*** EXTRACTED ENTRIES ***

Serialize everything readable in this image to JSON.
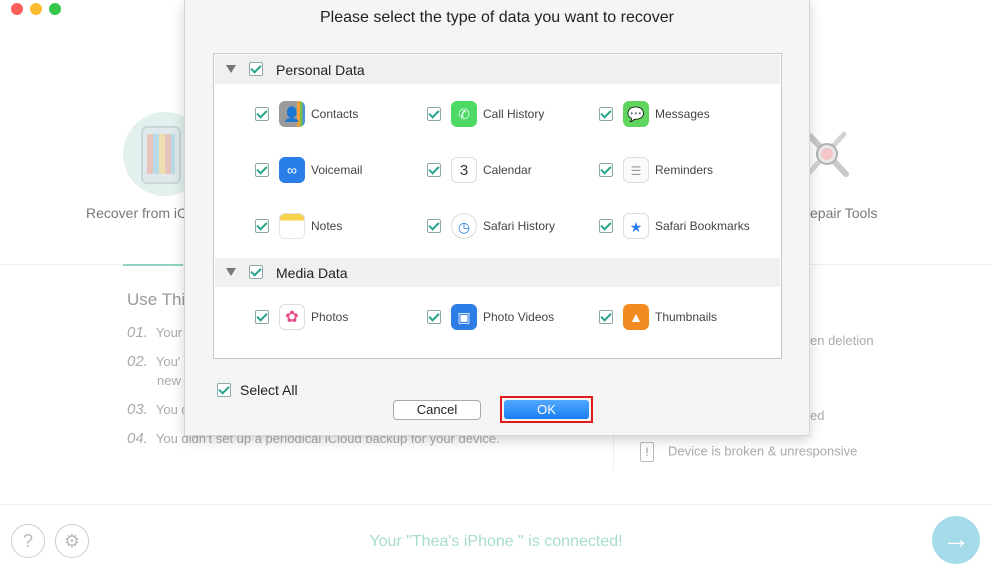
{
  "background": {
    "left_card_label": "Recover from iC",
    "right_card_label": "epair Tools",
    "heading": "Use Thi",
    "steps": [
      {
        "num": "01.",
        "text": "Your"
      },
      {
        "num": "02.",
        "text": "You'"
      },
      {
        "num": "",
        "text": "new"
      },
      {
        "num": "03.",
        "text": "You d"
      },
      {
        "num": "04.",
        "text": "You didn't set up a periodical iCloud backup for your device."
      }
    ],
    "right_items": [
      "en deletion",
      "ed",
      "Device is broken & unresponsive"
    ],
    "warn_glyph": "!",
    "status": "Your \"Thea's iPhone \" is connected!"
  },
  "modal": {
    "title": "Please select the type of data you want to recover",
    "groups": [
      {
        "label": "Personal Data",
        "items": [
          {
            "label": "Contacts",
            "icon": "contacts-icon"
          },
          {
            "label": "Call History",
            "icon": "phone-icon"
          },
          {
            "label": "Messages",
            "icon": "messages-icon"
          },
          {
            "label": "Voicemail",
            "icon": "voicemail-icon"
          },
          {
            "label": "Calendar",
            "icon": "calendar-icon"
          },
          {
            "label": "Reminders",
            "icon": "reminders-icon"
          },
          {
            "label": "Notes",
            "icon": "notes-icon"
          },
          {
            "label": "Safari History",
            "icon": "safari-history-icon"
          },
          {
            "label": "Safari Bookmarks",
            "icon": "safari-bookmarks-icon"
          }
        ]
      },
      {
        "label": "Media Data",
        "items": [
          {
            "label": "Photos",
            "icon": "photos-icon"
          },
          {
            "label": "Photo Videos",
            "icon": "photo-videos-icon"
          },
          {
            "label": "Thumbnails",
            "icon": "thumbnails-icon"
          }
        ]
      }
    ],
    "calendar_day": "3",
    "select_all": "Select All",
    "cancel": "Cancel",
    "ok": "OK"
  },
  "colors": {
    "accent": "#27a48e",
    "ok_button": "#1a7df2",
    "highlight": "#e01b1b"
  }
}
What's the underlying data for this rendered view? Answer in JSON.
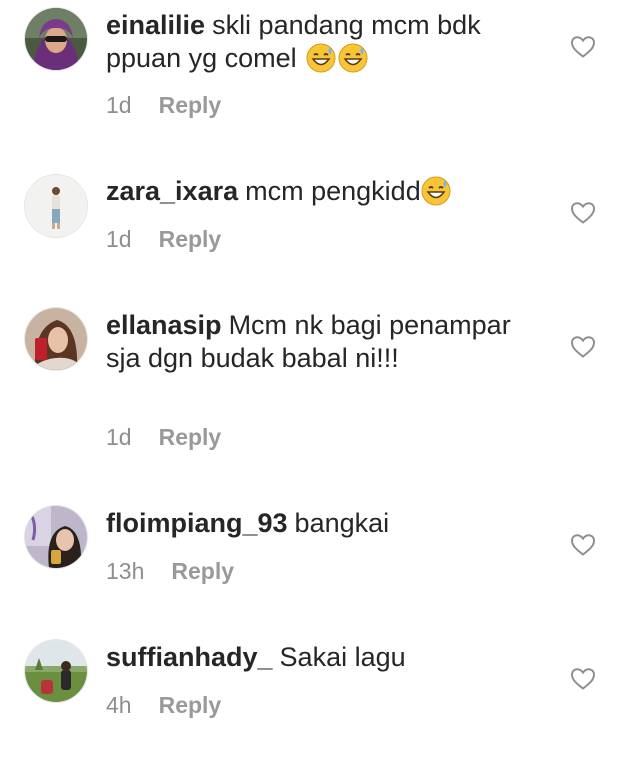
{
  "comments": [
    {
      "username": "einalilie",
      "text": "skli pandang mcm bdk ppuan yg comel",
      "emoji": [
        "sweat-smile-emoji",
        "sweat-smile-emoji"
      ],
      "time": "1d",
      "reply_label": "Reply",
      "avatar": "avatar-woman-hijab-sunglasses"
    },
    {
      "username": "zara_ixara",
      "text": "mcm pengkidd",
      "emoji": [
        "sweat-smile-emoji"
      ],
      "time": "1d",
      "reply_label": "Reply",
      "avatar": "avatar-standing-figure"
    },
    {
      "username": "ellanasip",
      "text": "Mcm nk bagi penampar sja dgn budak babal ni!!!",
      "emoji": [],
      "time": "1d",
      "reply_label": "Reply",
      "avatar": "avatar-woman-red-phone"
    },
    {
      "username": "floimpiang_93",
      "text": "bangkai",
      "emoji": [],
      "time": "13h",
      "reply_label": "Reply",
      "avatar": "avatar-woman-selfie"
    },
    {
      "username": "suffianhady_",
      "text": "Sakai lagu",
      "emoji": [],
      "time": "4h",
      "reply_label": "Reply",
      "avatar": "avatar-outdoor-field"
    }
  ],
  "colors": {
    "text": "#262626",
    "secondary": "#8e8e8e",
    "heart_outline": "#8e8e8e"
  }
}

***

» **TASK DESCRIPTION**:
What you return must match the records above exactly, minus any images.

» **ANSWER BOX**:
Serialize everything readable in this image to JSON.
{
  "background": {
    "left_card_label": "Recover from iC",
    "right_card_label": "epair Tools",
    "heading": "Use Thi",
    "steps": [
      {
        "num": "01.",
        "text": "Your"
      },
      {
        "num": "02.",
        "text": "You'"
      },
      {
        "num": "",
        "text": "new"
      },
      {
        "num": "03.",
        "text": "You d"
      },
      {
        "num": "04.",
        "text": "You didn't set up a periodical iCloud backup for your device."
      }
    ],
    "right_items": [
      "en deletion",
      "ed",
      "Device is broken & unresponsive"
    ],
    "warn_glyph": "!",
    "status": "Your \"Thea's iPhone \" is connected!"
  },
  "modal": {
    "title": "Please select the type of data you want to recover",
    "groups": [
      {
        "label": "Personal Data",
        "items": [
          {
            "label": "Contacts",
            "icon": "contacts-icon"
          },
          {
            "label": "Call History",
            "icon": "phone-icon"
          },
          {
            "label": "Messages",
            "icon": "messages-icon"
          },
          {
            "label": "Voicemail",
            "icon": "voicemail-icon"
          },
          {
            "label": "Calendar",
            "icon": "calendar-icon"
          },
          {
            "label": "Reminders",
            "icon": "reminders-icon"
          },
          {
            "label": "Notes",
            "icon": "notes-icon"
          },
          {
            "label": "Safari History",
            "icon": "safari-history-icon"
          },
          {
            "label": "Safari Bookmarks",
            "icon": "safari-bookmarks-icon"
          }
        ]
      },
      {
        "label": "Media Data",
        "items": [
          {
            "label": "Photos",
            "icon": "photos-icon"
          },
          {
            "label": "Photo Videos",
            "icon": "photo-videos-icon"
          },
          {
            "label": "Thumbnails",
            "icon": "thumbnails-icon"
          }
        ]
      }
    ],
    "calendar_day": "3",
    "select_all": "Select All",
    "cancel": "Cancel",
    "ok": "OK"
  },
  "colors": {
    "accent": "#27a48e",
    "ok_button": "#1a7df2",
    "highlight": "#e01b1b"
  }
}
What's the underlying data for this rendered view? Answer in JSON.
{
  "comments": [
    {
      "username": "einalilie",
      "text": "skli pandang mcm bdk ppuan yg comel",
      "emoji": [
        "sweat-smile-emoji",
        "sweat-smile-emoji"
      ],
      "time": "1d",
      "reply_label": "Reply",
      "avatar": "avatar-woman-hijab-sunglasses"
    },
    {
      "username": "zara_ixara",
      "text": "mcm pengkidd",
      "emoji": [
        "sweat-smile-emoji"
      ],
      "time": "1d",
      "reply_label": "Reply",
      "avatar": "avatar-standing-figure"
    },
    {
      "username": "ellanasip",
      "text": "Mcm nk bagi penampar sja dgn budak babal ni!!!",
      "emoji": [],
      "time": "1d",
      "reply_label": "Reply",
      "avatar": "avatar-woman-red-phone"
    },
    {
      "username": "floimpiang_93",
      "text": "bangkai",
      "emoji": [],
      "time": "13h",
      "reply_label": "Reply",
      "avatar": "avatar-woman-selfie"
    },
    {
      "username": "suffianhady_",
      "text": "Sakai lagu",
      "emoji": [],
      "time": "4h",
      "reply_label": "Reply",
      "avatar": "avatar-outdoor-field"
    }
  ],
  "colors": {
    "text": "#262626",
    "secondary": "#8e8e8e",
    "heart_outline": "#8e8e8e"
  }
}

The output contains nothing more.